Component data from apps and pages
::::
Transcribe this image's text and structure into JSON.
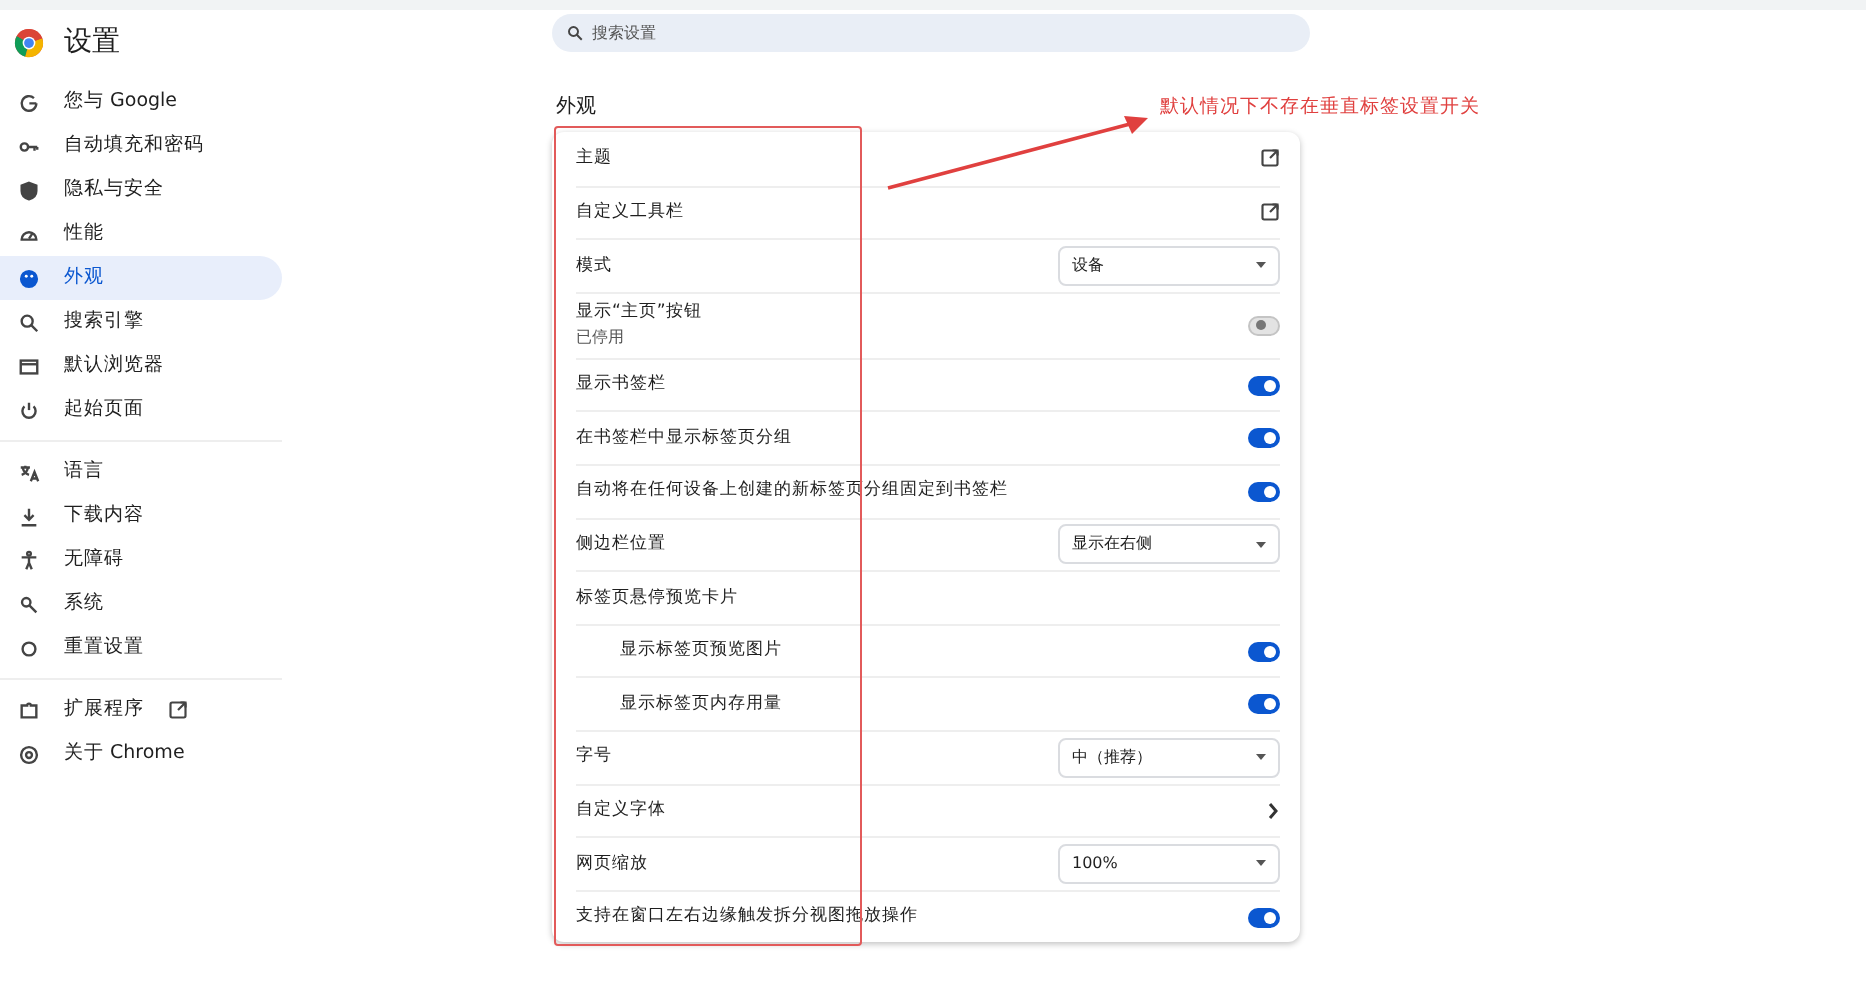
{
  "header": {
    "title": "设置"
  },
  "sidebar": {
    "groups": [
      [
        {
          "label": "您与 Google",
          "selected": false
        },
        {
          "label": "自动填充和密码",
          "selected": false
        },
        {
          "label": "隐私与安全",
          "selected": false
        },
        {
          "label": "性能",
          "selected": false
        },
        {
          "label": "外观",
          "selected": true
        },
        {
          "label": "搜索引擎",
          "selected": false
        },
        {
          "label": "默认浏览器",
          "selected": false
        },
        {
          "label": "起始页面",
          "selected": false
        }
      ],
      [
        {
          "label": "语言",
          "selected": false
        },
        {
          "label": "下载内容",
          "selected": false
        },
        {
          "label": "无障碍",
          "selected": false
        },
        {
          "label": "系统",
          "selected": false
        },
        {
          "label": "重置设置",
          "selected": false
        }
      ],
      [
        {
          "label": "扩展程序",
          "selected": false,
          "external": true
        },
        {
          "label": "关于 Chrome",
          "selected": false
        }
      ]
    ]
  },
  "search": {
    "placeholder": "搜索设置"
  },
  "section": {
    "title": "外观"
  },
  "settings": [
    {
      "kind": "link",
      "label": "主题"
    },
    {
      "kind": "link",
      "label": "自定义工具栏"
    },
    {
      "kind": "select",
      "label": "模式",
      "value": "设备"
    },
    {
      "kind": "toggle",
      "label": "显示“主页”按钮",
      "sublabel": "已停用",
      "on": false
    },
    {
      "kind": "toggle",
      "label": "显示书签栏",
      "on": true
    },
    {
      "kind": "toggle",
      "label": "在书签栏中显示标签页分组",
      "on": true
    },
    {
      "kind": "toggle",
      "label": "自动将在任何设备上创建的新标签页分组固定到书签栏",
      "on": true
    },
    {
      "kind": "select",
      "label": "侧边栏位置",
      "value": "显示在右侧"
    },
    {
      "kind": "heading",
      "label": "标签页悬停预览卡片"
    },
    {
      "kind": "subtoggle",
      "label": "显示标签页预览图片",
      "on": true
    },
    {
      "kind": "subtoggle",
      "label": "显示标签页内存用量",
      "on": true
    },
    {
      "kind": "select",
      "label": "字号",
      "value": "中（推荐）"
    },
    {
      "kind": "chevron",
      "label": "自定义字体"
    },
    {
      "kind": "select",
      "label": "网页缩放",
      "value": "100%"
    },
    {
      "kind": "toggle",
      "label": "支持在窗口左右边缘触发拆分视图拖放操作",
      "on": true
    }
  ],
  "annotation": {
    "text": "默认情况下不存在垂直标签设置开关"
  }
}
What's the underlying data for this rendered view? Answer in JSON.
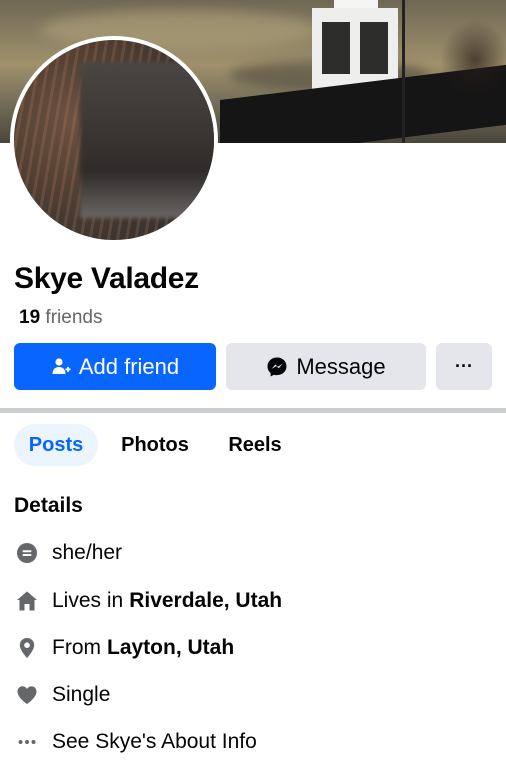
{
  "profile": {
    "name": "Skye Valadez",
    "friends_count": "19",
    "friends_label": "friends"
  },
  "actions": {
    "add_friend": "Add friend",
    "message": "Message",
    "more": "···"
  },
  "tabs": [
    {
      "label": "Posts",
      "active": true
    },
    {
      "label": "Photos",
      "active": false
    },
    {
      "label": "Reels",
      "active": false
    }
  ],
  "details": {
    "title": "Details",
    "pronouns": "she/her",
    "lives_prefix": "Lives in",
    "lives_place": "Riverdale, Utah",
    "from_prefix": "From",
    "from_place": "Layton, Utah",
    "relationship": "Single",
    "about_link": "See Skye's About Info"
  },
  "icons": {
    "pronouns": "speech-bubble-icon",
    "lives": "home-icon",
    "from": "location-pin-icon",
    "relationship": "heart-icon",
    "about": "more-dots-icon",
    "add_friend": "add-person-icon",
    "message": "messenger-icon"
  },
  "colors": {
    "primary": "#0866ff",
    "secondary_button": "#e4e6eb",
    "muted_text": "#65676b",
    "icon_gray": "#65676b",
    "active_tab_bg": "#ebf5ff"
  }
}
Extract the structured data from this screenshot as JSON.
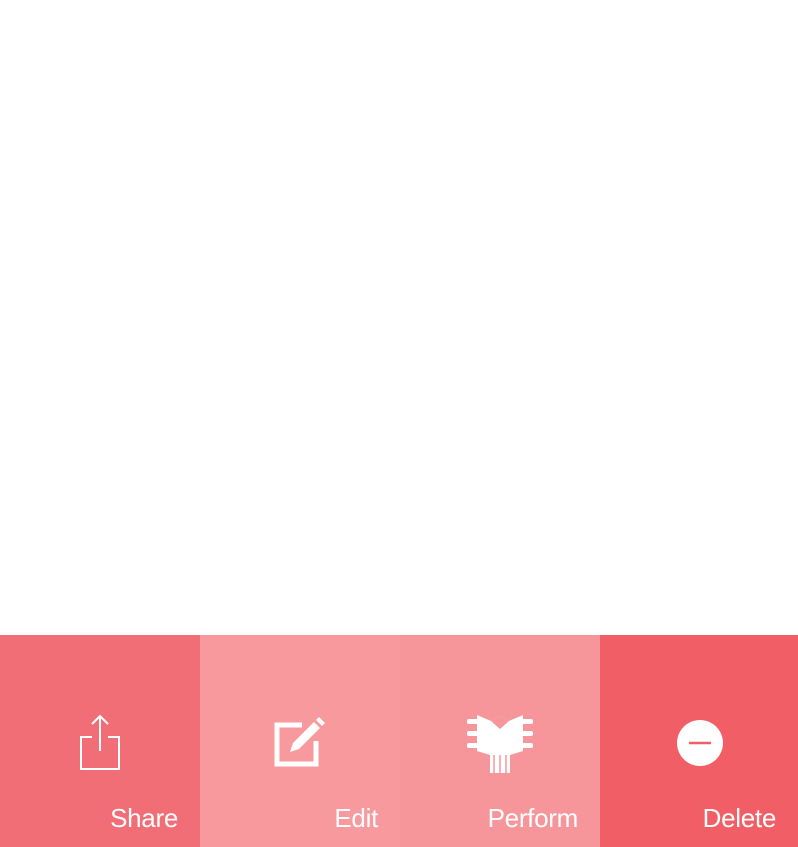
{
  "actions": [
    {
      "id": "share",
      "label": "Share",
      "icon": "share-icon",
      "color": "#F26E76"
    },
    {
      "id": "edit",
      "label": "Edit",
      "icon": "edit-icon",
      "color": "#F7999D"
    },
    {
      "id": "perform",
      "label": "Perform",
      "icon": "guitar-headstock-icon",
      "color": "#F6969B"
    },
    {
      "id": "delete",
      "label": "Delete",
      "icon": "minus-circle-icon",
      "color": "#F25E66"
    }
  ],
  "colors": {
    "background": "#FFFFFF",
    "label_text": "#FFFFFF"
  }
}
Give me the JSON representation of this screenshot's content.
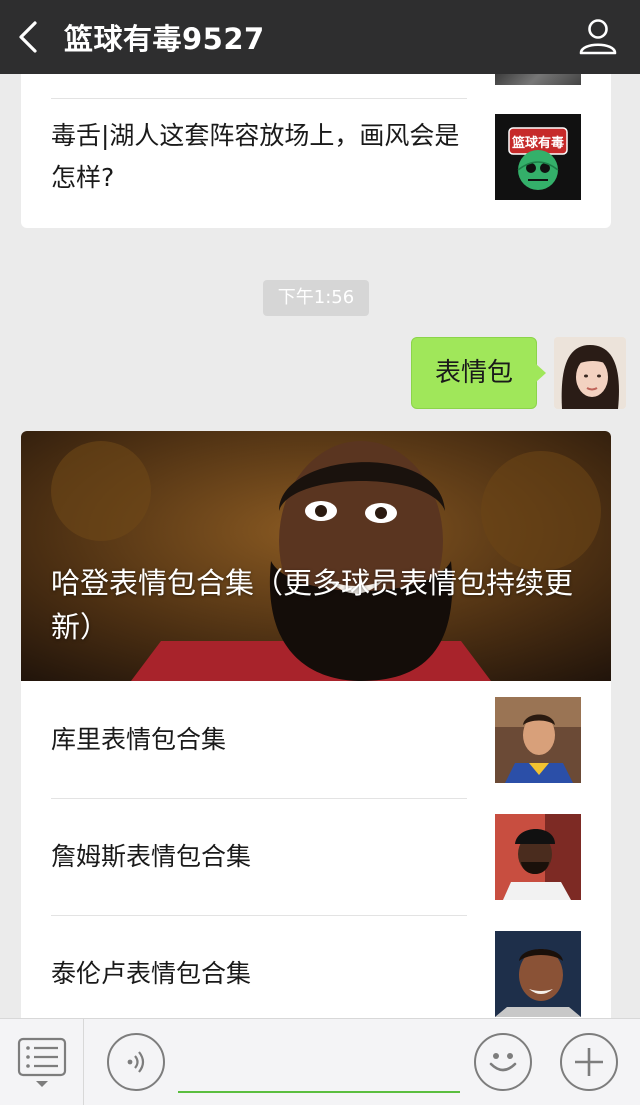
{
  "header": {
    "title": "篮球有毒9527",
    "back_icon": "chevron-left-icon",
    "profile_icon": "person-icon"
  },
  "top_card": {
    "items": [
      {
        "text": "毒舌|湖人这套阵容放场上，画风会是怎样?",
        "thumb_icon": "basketball-skull-logo"
      }
    ]
  },
  "timestamp": "下午1:56",
  "message": {
    "text": "表情包",
    "bubble_color": "#a0e75a"
  },
  "article": {
    "hero_title": "哈登表情包合集（更多球员表情包持续更新）",
    "items": [
      {
        "text": "库里表情包合集"
      },
      {
        "text": "詹姆斯表情包合集"
      },
      {
        "text": "泰伦卢表情包合集"
      }
    ]
  },
  "bottom_bar": {
    "menu_icon": "menu-list-icon",
    "voice_icon": "voice-icon",
    "emoji_icon": "emoji-icon",
    "plus_icon": "plus-icon",
    "accent": "#5bbe3f"
  }
}
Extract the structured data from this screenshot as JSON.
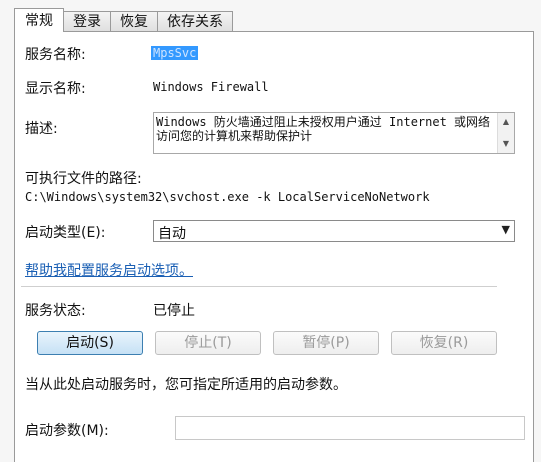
{
  "tabs": [
    {
      "label": "常规",
      "active": true
    },
    {
      "label": "登录",
      "active": false
    },
    {
      "label": "恢复",
      "active": false
    },
    {
      "label": "依存关系",
      "active": false
    }
  ],
  "general": {
    "service_name_label": "服务名称:",
    "service_name_value": "MpsSvc",
    "display_name_label": "显示名称:",
    "display_name_value": "Windows Firewall",
    "description_label": "描述:",
    "description_value": "Windows 防火墙通过阻止未授权用户通过 Internet 或网络访问您的计算机来帮助保护计",
    "exe_path_label": "可执行文件的路径:",
    "exe_path_value": "C:\\Windows\\system32\\svchost.exe -k LocalServiceNoNetwork",
    "startup_type_label": "启动类型(E):",
    "startup_type_value": "自动",
    "help_link": "帮助我配置服务启动选项。",
    "service_status_label": "服务状态:",
    "service_status_value": "已停止",
    "buttons": {
      "start": "启动(S)",
      "stop": "停止(T)",
      "pause": "暂停(P)",
      "resume": "恢复(R)"
    },
    "hint": "当从此处启动服务时，您可指定所适用的启动参数。",
    "start_params_label": "启动参数(M):",
    "start_params_value": ""
  },
  "colors": {
    "selection": "#3399ff",
    "link": "#1a5fb4",
    "primary_button_border": "#3c7fb1"
  },
  "icons": {
    "scroll_up": "scroll-up-arrow-icon",
    "scroll_down": "scroll-down-arrow-icon",
    "dropdown": "chevron-down-icon"
  }
}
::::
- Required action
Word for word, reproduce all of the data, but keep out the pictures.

- Answer section
Transcribe this image's text and structure into JSON.
{
  "header": {
    "title": "设置"
  },
  "sidebar": {
    "groups": [
      [
        {
          "label": "您与 Google",
          "selected": false
        },
        {
          "label": "自动填充和密码",
          "selected": false
        },
        {
          "label": "隐私与安全",
          "selected": false
        },
        {
          "label": "性能",
          "selected": false
        },
        {
          "label": "外观",
          "selected": true
        },
        {
          "label": "搜索引擎",
          "selected": false
        },
        {
          "label": "默认浏览器",
          "selected": false
        },
        {
          "label": "起始页面",
          "selected": false
        }
      ],
      [
        {
          "label": "语言",
          "selected": false
        },
        {
          "label": "下载内容",
          "selected": false
        },
        {
          "label": "无障碍",
          "selected": false
        },
        {
          "label": "系统",
          "selected": false
        },
        {
          "label": "重置设置",
          "selected": false
        }
      ],
      [
        {
          "label": "扩展程序",
          "selected": false,
          "external": true
        },
        {
          "label": "关于 Chrome",
          "selected": false
        }
      ]
    ]
  },
  "search": {
    "placeholder": "搜索设置"
  },
  "section": {
    "title": "外观"
  },
  "settings": [
    {
      "kind": "link",
      "label": "主题"
    },
    {
      "kind": "link",
      "label": "自定义工具栏"
    },
    {
      "kind": "select",
      "label": "模式",
      "value": "设备"
    },
    {
      "kind": "toggle",
      "label": "显示“主页”按钮",
      "sublabel": "已停用",
      "on": false
    },
    {
      "kind": "toggle",
      "label": "显示书签栏",
      "on": true
    },
    {
      "kind": "toggle",
      "label": "在书签栏中显示标签页分组",
      "on": true
    },
    {
      "kind": "toggle",
      "label": "自动将在任何设备上创建的新标签页分组固定到书签栏",
      "on": true
    },
    {
      "kind": "select",
      "label": "侧边栏位置",
      "value": "显示在右侧"
    },
    {
      "kind": "heading",
      "label": "标签页悬停预览卡片"
    },
    {
      "kind": "subtoggle",
      "label": "显示标签页预览图片",
      "on": true
    },
    {
      "kind": "subtoggle",
      "label": "显示标签页内存用量",
      "on": true
    },
    {
      "kind": "select",
      "label": "字号",
      "value": "中（推荐）"
    },
    {
      "kind": "chevron",
      "label": "自定义字体"
    },
    {
      "kind": "select",
      "label": "网页缩放",
      "value": "100%"
    },
    {
      "kind": "toggle",
      "label": "支持在窗口左右边缘触发拆分视图拖放操作",
      "on": true
    }
  ],
  "annotation": {
    "text": "默认情况下不存在垂直标签设置开关"
  }
}
What's the underlying data for this rendered view? Answer in JSON.
{
  "profile": {
    "name": "Skye Valadez",
    "friends_count": "19",
    "friends_label": "friends"
  },
  "actions": {
    "add_friend": "Add friend",
    "message": "Message",
    "more": "···"
  },
  "tabs": [
    {
      "label": "Posts",
      "active": true
    },
    {
      "label": "Photos",
      "active": false
    },
    {
      "label": "Reels",
      "active": false
    }
  ],
  "details": {
    "title": "Details",
    "pronouns": "she/her",
    "lives_prefix": "Lives in",
    "lives_place": "Riverdale, Utah",
    "from_prefix": "From",
    "from_place": "Layton, Utah",
    "relationship": "Single",
    "about_link": "See Skye's About Info"
  },
  "icons": {
    "pronouns": "speech-bubble-icon",
    "lives": "home-icon",
    "from": "location-pin-icon",
    "relationship": "heart-icon",
    "about": "more-dots-icon",
    "add_friend": "add-person-icon",
    "message": "messenger-icon"
  },
  "colors": {
    "primary": "#0866ff",
    "secondary_button": "#e4e6eb",
    "muted_text": "#65676b",
    "icon_gray": "#65676b",
    "active_tab_bg": "#ebf5ff"
  }
}
Extract the structured data from this screenshot as JSON.
{
  "actions": [
    {
      "id": "share",
      "label": "Share",
      "icon": "share-icon",
      "color": "#F26E76"
    },
    {
      "id": "edit",
      "label": "Edit",
      "icon": "edit-icon",
      "color": "#F7999D"
    },
    {
      "id": "perform",
      "label": "Perform",
      "icon": "guitar-headstock-icon",
      "color": "#F6969B"
    },
    {
      "id": "delete",
      "label": "Delete",
      "icon": "minus-circle-icon",
      "color": "#F25E66"
    }
  ],
  "colors": {
    "background": "#FFFFFF",
    "label_text": "#FFFFFF"
  }
}
Give me the JSON representation of this screenshot's content.
{
  "header": {
    "title": "篮球有毒9527",
    "back_icon": "chevron-left-icon",
    "profile_icon": "person-icon"
  },
  "top_card": {
    "items": [
      {
        "text": "毒舌|湖人这套阵容放场上，画风会是怎样?",
        "thumb_icon": "basketball-skull-logo"
      }
    ]
  },
  "timestamp": "下午1:56",
  "message": {
    "text": "表情包",
    "bubble_color": "#a0e75a"
  },
  "article": {
    "hero_title": "哈登表情包合集（更多球员表情包持续更新）",
    "items": [
      {
        "text": "库里表情包合集"
      },
      {
        "text": "詹姆斯表情包合集"
      },
      {
        "text": "泰伦卢表情包合集"
      }
    ]
  },
  "bottom_bar": {
    "menu_icon": "menu-list-icon",
    "voice_icon": "voice-icon",
    "emoji_icon": "emoji-icon",
    "plus_icon": "plus-icon",
    "accent": "#5bbe3f"
  }
}
Extract the structured data from this screenshot as JSON.
{
  "tabs": [
    {
      "label": "常规",
      "active": true
    },
    {
      "label": "登录",
      "active": false
    },
    {
      "label": "恢复",
      "active": false
    },
    {
      "label": "依存关系",
      "active": false
    }
  ],
  "general": {
    "service_name_label": "服务名称:",
    "service_name_value": "MpsSvc",
    "display_name_label": "显示名称:",
    "display_name_value": "Windows Firewall",
    "description_label": "描述:",
    "description_value": "Windows 防火墙通过阻止未授权用户通过 Internet 或网络访问您的计算机来帮助保护计",
    "exe_path_label": "可执行文件的路径:",
    "exe_path_value": "C:\\Windows\\system32\\svchost.exe -k LocalServiceNoNetwork",
    "startup_type_label": "启动类型(E):",
    "startup_type_value": "自动",
    "help_link": "帮助我配置服务启动选项。",
    "service_status_label": "服务状态:",
    "service_status_value": "已停止",
    "buttons": {
      "start": "启动(S)",
      "stop": "停止(T)",
      "pause": "暂停(P)",
      "resume": "恢复(R)"
    },
    "hint": "当从此处启动服务时，您可指定所适用的启动参数。",
    "start_params_label": "启动参数(M):",
    "start_params_value": ""
  },
  "colors": {
    "selection": "#3399ff",
    "link": "#1a5fb4",
    "primary_button_border": "#3c7fb1"
  },
  "icons": {
    "scroll_up": "scroll-up-arrow-icon",
    "scroll_down": "scroll-down-arrow-icon",
    "dropdown": "chevron-down-icon"
  }
}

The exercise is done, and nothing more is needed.